November 9, 2018
It's become something of a cliché to say "the country is divided," or "people and politics is more polarized than ever."
While those statements may be true, there are other, less headline-grabbing truths.
And those are the truths that Rich Harwood (the facilitator of an interfaith clergy group I belong to) reminds us of:
-People are in search of ways to come together.
-People are tired of the current state of affairs, no matter who they voted for in 2016 or in Tuesday's midterms.
-People know the challenges we face today will not be erased by this or any other future election.
-People feel disconnected, pushed out, and impotent, but this does NOT mean they are apathetic about politics or public life.
-In fact, more people than ever are looking for ways to make their communities and this nation better.
-Above all, people are asking this question: "what will it take to build a more hopeful society, and what kind of leadership do we need to move us forward?"
Here's the thing: along with public libraries, local schools, and local governments, the church -- local faith communities -- may well provide the most promising results in the years to come.
It is in those places that we bring people together and demonstrate that we can transcend our differences.
Hope-filled change does not end there.
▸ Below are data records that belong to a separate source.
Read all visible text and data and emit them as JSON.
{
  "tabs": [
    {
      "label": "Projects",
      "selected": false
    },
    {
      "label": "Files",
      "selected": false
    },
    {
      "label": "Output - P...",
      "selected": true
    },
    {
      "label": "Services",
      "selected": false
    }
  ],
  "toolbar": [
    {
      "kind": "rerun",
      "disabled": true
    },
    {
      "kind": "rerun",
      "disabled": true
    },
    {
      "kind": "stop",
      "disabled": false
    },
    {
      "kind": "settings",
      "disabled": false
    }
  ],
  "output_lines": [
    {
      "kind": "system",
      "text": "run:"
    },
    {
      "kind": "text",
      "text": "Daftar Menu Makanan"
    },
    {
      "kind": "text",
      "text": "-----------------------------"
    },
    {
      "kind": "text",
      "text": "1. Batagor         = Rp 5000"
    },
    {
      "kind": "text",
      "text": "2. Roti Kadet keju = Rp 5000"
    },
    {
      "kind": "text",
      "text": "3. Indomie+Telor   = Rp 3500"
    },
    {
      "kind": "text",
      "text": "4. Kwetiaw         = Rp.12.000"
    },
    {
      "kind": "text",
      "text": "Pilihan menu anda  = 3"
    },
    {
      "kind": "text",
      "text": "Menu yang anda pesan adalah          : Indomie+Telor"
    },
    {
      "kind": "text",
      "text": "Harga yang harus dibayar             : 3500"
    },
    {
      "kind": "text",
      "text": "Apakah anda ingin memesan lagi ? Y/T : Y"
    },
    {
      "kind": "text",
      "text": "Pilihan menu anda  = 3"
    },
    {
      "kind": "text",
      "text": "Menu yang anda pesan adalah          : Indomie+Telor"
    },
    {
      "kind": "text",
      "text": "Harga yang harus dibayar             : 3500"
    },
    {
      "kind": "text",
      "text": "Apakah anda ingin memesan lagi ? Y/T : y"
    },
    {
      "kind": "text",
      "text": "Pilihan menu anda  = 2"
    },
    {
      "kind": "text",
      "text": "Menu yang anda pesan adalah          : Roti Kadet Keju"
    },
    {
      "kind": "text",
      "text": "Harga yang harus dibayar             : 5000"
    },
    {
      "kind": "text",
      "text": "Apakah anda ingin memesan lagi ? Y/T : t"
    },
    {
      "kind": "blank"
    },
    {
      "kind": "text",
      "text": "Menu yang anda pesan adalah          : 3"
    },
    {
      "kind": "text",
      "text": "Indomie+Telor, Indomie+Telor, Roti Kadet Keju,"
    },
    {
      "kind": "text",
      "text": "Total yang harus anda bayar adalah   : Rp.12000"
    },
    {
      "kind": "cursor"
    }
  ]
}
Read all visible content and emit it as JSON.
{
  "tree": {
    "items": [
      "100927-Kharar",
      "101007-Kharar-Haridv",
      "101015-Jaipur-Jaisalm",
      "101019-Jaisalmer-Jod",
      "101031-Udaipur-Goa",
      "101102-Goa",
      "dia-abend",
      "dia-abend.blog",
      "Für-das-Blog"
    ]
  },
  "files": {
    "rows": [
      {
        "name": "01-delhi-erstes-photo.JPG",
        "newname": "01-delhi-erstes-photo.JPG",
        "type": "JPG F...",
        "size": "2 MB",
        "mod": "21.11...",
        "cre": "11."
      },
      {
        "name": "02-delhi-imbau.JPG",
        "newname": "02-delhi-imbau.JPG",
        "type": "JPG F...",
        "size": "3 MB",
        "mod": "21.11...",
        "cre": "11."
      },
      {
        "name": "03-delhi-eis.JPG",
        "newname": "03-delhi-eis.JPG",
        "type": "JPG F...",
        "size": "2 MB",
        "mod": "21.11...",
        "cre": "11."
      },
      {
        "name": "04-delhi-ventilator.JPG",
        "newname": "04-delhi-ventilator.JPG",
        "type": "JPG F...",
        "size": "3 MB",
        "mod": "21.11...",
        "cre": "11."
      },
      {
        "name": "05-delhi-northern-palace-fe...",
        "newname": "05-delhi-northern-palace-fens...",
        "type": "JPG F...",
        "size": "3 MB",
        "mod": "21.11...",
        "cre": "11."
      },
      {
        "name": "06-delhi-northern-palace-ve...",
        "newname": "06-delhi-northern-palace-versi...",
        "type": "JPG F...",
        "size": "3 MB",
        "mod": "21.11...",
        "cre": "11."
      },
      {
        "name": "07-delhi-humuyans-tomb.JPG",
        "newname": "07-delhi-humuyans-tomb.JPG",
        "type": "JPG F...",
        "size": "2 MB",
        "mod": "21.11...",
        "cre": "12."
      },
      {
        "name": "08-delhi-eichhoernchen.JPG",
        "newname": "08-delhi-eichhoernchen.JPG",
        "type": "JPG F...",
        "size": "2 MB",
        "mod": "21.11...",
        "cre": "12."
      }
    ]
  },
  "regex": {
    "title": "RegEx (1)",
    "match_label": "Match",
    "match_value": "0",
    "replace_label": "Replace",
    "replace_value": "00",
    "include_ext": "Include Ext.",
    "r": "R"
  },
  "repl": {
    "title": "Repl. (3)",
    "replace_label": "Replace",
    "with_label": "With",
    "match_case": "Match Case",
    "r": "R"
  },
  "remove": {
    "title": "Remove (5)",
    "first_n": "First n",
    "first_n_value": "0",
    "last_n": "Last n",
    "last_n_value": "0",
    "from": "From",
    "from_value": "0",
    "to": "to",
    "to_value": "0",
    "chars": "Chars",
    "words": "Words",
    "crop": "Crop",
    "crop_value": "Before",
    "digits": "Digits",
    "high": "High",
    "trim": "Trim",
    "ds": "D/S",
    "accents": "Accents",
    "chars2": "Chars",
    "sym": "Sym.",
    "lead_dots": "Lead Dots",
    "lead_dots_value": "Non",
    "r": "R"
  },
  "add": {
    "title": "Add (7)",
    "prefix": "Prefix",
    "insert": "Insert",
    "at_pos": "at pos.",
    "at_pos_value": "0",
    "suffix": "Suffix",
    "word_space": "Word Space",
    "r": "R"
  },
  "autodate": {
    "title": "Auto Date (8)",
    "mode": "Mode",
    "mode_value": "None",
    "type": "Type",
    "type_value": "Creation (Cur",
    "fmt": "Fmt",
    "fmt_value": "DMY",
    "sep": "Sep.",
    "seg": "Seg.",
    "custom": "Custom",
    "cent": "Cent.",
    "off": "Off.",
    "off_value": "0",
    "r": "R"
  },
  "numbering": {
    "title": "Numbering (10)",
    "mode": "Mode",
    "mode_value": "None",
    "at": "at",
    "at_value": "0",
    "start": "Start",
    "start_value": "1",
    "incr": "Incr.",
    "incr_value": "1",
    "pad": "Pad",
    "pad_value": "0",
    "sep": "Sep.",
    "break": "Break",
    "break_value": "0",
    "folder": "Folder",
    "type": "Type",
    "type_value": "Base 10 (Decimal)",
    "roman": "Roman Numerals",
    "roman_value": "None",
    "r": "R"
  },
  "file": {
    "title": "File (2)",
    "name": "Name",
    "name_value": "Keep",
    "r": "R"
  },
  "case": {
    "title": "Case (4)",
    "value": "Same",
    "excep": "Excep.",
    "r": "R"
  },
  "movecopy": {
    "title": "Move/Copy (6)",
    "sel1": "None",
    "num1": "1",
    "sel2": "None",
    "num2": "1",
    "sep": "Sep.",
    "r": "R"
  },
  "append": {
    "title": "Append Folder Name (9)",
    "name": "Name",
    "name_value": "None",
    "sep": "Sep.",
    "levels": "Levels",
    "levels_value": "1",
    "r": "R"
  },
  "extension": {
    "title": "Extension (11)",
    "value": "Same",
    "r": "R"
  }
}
But it sure starts there.
As your Junior Warden Maury Wray says in her ministry minute, "The Falls Church gives me hope because as fearful as I may be about the direction of our country and our world, I know that this community is about love. Not just love, but understanding, compassion, inclusion, tolerance, open arms, generosity, respect for difference, kindness, forgiveness, gratitude, justice, and humility. These values, the lessons of the Gospels, the leadership of the church, and the supportive congregation (and more!) give me comfort and hope knowing that I am part of a community that consciously works for a better world."
See you Sunday,